What looked like the high profile club’s best hope in years went all wrong Wednesday at Red Bull Arena, where the small budget, never-say-die Houston Dynamo did what it has always been so good at doing: managing the playoffs with a steely confidence and finding their way through against the odds.
The teams were level at 1-1 after 90 minutes Wednesday; the highly unlikely Dynamo’s series-winner came from Omar Cummings 14 minutes into extra time, as the visitors prevailed in the Eastern Conference semifinal total goals series, 4-3.
Houston will meet the Sporting Kansas City in the conference finals, with a trip to MLS Cup 2013 on the line. Houston has eliminated Sporting KC from the playoffs in the last two seasons, including the 2011 Eastern Conference finals.
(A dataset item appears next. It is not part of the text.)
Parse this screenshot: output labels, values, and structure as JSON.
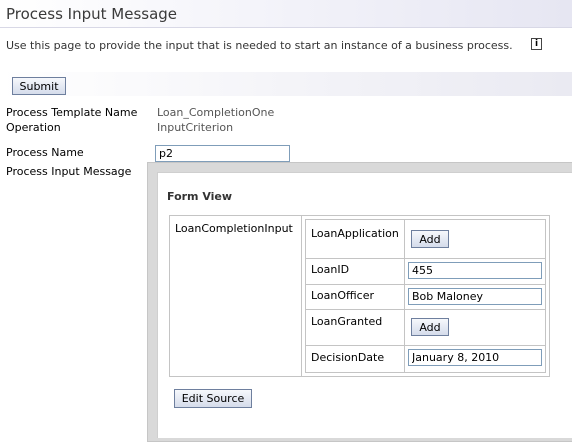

New York’s Red Bull Arena, now four years old, has yet to host a playoff win. In fact, the Red Bulls have not won a playoff game at home (in any venue) since 2005.
Houston, the Eastern Conference’s fifth seed, was a big underdog in the series, with a total roster salary of roughly a third of the Red Bulls’ payroll.
Boniek Garcia, a Honduran international and Houston’s most creative attacker, started the sequence with a fabulous pass that put Kofi Sarkodie through on the right side. Cam Weaver headed Sarkodie’s cross back across the goal mouth, where Cummings was in position to poke home from close range. Luis Robles got over to the ball, but knocked it out just after it had crossed the line.
New York’s Brandon Barklage had slipped at the far post, allowing Weaver an unchallenged header.
The first half was all Red Bulls, but the moments that mattered were an exchange of blunders.
New York was certainly closer to scoring all along. Henry put Bradley Wright-Phillips through for the game’s first big chance, but his little shot in the 12th minute past Tally Hall lacked the pace and Corey Ashe was there to clean up before the ball could roll into goal.
Wright-Phillips was off target again in the 19th when Eric Brunner slipped, leaving the Englishman with a free header off David Carney’s cross. Then came the game’s first blunder.
Of all the reasons Houston cold have gone behind – something special from Thierry Henry, fatigue from 5th game in 14 days, etc. – what happened Wednesday was surely a toughie. Hall, who wasn’t at his best on the two goals conceded Sunday in Houston, fumbled a benign cross from the right side; Wright-Phillips cleaned it up easily for a 1-0 lead in the 23rd minute.
The blunder at the other end arrived off the right foot of Red Bulls center back Ibrahim Sekagya, who was laboring with an apparent hamstring issue. He won a ball near the top of the penalty area but made the jayvee mistake of playing a flat ball across his own goal. Davis picked off the pass and calmly slotted past Luis Robles.
It was Davis’ third playoff goal, but his first in the post-season since 2007 (which happens to be the last time Houston won MLS Cup).
Caution ruled much of the second half, with Houston clearly more interested in taking the game. What chances that were all came at the Red Bulls attacking end. Henry’s twisting header in the 65th caressed the crossbar. Eric Alexander came in to create some trouble. Henry very nearly won it a minute into stoppage time with an audacious overhead kick, which deflected out for a corner kick.
Houston wanted to play counter-attack soccer (the way New York did so well Sunday in Texas) but just isn’t as good at that game as the Red Bulls. So Robles was rarely bothered in the home team’s goal – not until the telling moment, that is.